SOURCE DATA:
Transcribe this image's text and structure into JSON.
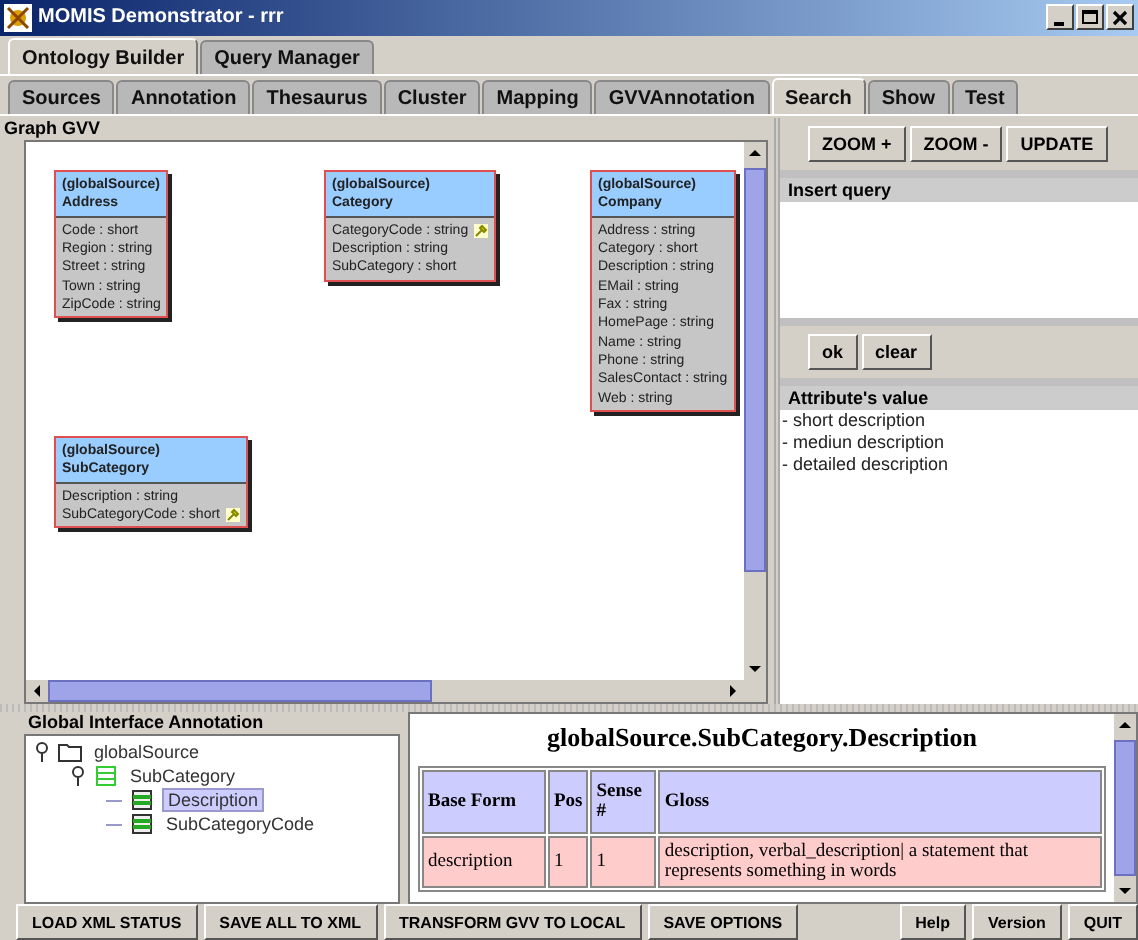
{
  "window": {
    "title": "MOMIS Demonstrator - rrr"
  },
  "top_tabs": [
    {
      "label": "Ontology Builder",
      "selected": true
    },
    {
      "label": "Query Manager",
      "selected": false
    }
  ],
  "tabs": [
    {
      "label": "Sources",
      "selected": false
    },
    {
      "label": "Annotation",
      "selected": false
    },
    {
      "label": "Thesaurus",
      "selected": false
    },
    {
      "label": "Cluster",
      "selected": false
    },
    {
      "label": "Mapping",
      "selected": false
    },
    {
      "label": "GVVAnnotation",
      "selected": false
    },
    {
      "label": "Search",
      "selected": true
    },
    {
      "label": "Show",
      "selected": false
    },
    {
      "label": "Test",
      "selected": false
    }
  ],
  "graph": {
    "title": "Graph GVV",
    "nodes": [
      {
        "source": "(globalSource)",
        "name": "Address",
        "attributes": [
          {
            "text": "Code : short",
            "key": false
          },
          {
            "text": "Region : string",
            "key": false
          },
          {
            "text": "Street : string",
            "key": false
          },
          {
            "text": "Town : string",
            "key": false
          },
          {
            "text": "ZipCode : string",
            "key": false
          }
        ]
      },
      {
        "source": "(globalSource)",
        "name": "Category",
        "attributes": [
          {
            "text": "CategoryCode : string",
            "key": true
          },
          {
            "text": "Description : string",
            "key": false
          },
          {
            "text": "SubCategory : short",
            "key": false
          }
        ]
      },
      {
        "source": "(globalSource)",
        "name": "Company",
        "attributes": [
          {
            "text": "Address : string",
            "key": false
          },
          {
            "text": "Category : short",
            "key": false
          },
          {
            "text": "Description : string",
            "key": false
          },
          {
            "text": "EMail : string",
            "key": false
          },
          {
            "text": "Fax : string",
            "key": false
          },
          {
            "text": "HomePage : string",
            "key": false
          },
          {
            "text": "Name : string",
            "key": false
          },
          {
            "text": "Phone : string",
            "key": false
          },
          {
            "text": "SalesContact : string",
            "key": false
          },
          {
            "text": "Web : string",
            "key": false
          }
        ]
      },
      {
        "source": "(globalSource)",
        "name": "SubCategory",
        "attributes": [
          {
            "text": "Description : string",
            "key": false
          },
          {
            "text": "SubCategoryCode : short",
            "key": true
          }
        ]
      }
    ]
  },
  "graph_buttons": [
    "ZOOM +",
    "ZOOM -",
    "UPDATE"
  ],
  "query": {
    "title": "Insert query",
    "buttons": [
      "ok",
      "clear"
    ]
  },
  "attribute_values": {
    "title": "Attribute's value",
    "items": [
      "- short description",
      "- mediun description",
      "- detailed description"
    ]
  },
  "annotation_tree": {
    "title": "Global Interface Annotation",
    "items": [
      {
        "label": "globalSource",
        "kind": "folder",
        "expanded": true,
        "selected": false,
        "children": [
          {
            "label": "SubCategory",
            "kind": "table",
            "expanded": true,
            "selected": false,
            "children": [
              {
                "label": "Description",
                "kind": "field",
                "selected": true
              },
              {
                "label": "SubCategoryCode",
                "kind": "field",
                "selected": false
              }
            ]
          }
        ]
      }
    ]
  },
  "gloss": {
    "heading": "globalSource.SubCategory.Description",
    "columns": [
      "Base Form",
      "Pos",
      "Sense #",
      "Gloss"
    ],
    "rows": [
      [
        "description",
        "1",
        "1",
        "description, verbal_description| a statement that represents something in words"
      ]
    ]
  },
  "footer_buttons_left": [
    "LOAD XML STATUS",
    "SAVE ALL TO XML",
    "TRANSFORM GVV TO LOCAL",
    "SAVE OPTIONS"
  ],
  "footer_buttons_right": [
    "Help",
    "Version",
    "QUIT"
  ]
}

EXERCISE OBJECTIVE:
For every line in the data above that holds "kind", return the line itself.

TASK SOLUTION:
        "kind": "folder",
            "kind": "table",
                "kind": "field",
                "kind": "field",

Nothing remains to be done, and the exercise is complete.